**TASK GOAL:** Filter the entries, keeping every line with the string "Touch".

•••••

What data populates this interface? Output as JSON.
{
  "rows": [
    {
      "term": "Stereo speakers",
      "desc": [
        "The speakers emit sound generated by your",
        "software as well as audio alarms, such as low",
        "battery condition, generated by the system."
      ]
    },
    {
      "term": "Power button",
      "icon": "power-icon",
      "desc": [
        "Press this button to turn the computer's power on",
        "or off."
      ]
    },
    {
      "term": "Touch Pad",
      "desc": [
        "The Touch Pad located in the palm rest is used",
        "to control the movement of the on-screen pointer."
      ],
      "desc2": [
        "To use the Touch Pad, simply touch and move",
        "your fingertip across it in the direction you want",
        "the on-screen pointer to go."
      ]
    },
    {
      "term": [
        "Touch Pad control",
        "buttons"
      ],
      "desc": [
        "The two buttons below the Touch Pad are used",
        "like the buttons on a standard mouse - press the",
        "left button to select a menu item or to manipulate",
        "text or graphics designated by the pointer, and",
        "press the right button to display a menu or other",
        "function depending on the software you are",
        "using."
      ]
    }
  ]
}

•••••

**TASK OUTPUT:**
      "term": "Touch Pad",
        "The Touch Pad located in the palm rest is used",
        "To use the Touch Pad, simply touch and move",
        "Touch Pad control",
        "The two buttons below the Touch Pad are used",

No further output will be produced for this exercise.